Records for the task
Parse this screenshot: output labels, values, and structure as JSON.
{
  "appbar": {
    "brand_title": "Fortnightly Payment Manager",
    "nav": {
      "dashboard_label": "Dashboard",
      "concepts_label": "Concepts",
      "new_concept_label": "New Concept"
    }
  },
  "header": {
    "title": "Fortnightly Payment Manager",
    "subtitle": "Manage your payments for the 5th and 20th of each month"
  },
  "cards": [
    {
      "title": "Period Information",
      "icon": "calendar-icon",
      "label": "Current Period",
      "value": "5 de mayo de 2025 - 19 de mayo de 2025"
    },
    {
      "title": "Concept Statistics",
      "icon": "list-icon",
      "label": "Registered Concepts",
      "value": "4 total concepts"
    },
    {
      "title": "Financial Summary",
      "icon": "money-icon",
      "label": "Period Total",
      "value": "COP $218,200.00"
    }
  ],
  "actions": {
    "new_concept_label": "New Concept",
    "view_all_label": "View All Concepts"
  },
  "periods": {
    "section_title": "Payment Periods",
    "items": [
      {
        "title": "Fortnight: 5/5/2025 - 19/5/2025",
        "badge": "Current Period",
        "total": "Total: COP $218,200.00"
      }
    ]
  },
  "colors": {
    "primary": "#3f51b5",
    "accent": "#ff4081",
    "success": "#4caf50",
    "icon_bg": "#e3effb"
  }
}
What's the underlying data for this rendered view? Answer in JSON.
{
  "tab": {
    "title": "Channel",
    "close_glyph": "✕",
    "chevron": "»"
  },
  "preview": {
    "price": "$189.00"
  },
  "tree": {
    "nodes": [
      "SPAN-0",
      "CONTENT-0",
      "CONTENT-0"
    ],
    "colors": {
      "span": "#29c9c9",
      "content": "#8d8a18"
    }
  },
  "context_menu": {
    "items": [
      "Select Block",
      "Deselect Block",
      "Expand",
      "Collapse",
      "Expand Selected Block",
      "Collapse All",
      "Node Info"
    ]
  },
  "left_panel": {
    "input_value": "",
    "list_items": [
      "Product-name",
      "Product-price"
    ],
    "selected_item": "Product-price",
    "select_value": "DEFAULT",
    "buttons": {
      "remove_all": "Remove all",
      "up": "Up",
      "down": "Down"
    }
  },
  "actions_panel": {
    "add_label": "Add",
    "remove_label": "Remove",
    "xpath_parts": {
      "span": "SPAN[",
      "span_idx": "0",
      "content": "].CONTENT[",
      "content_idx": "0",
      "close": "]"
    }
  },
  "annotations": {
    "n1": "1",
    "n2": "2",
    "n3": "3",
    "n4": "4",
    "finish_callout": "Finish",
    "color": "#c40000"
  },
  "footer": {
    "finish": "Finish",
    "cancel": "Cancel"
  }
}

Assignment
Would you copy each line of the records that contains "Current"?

Finished exercise
      "label": "Current Period",
        "badge": "Current Period",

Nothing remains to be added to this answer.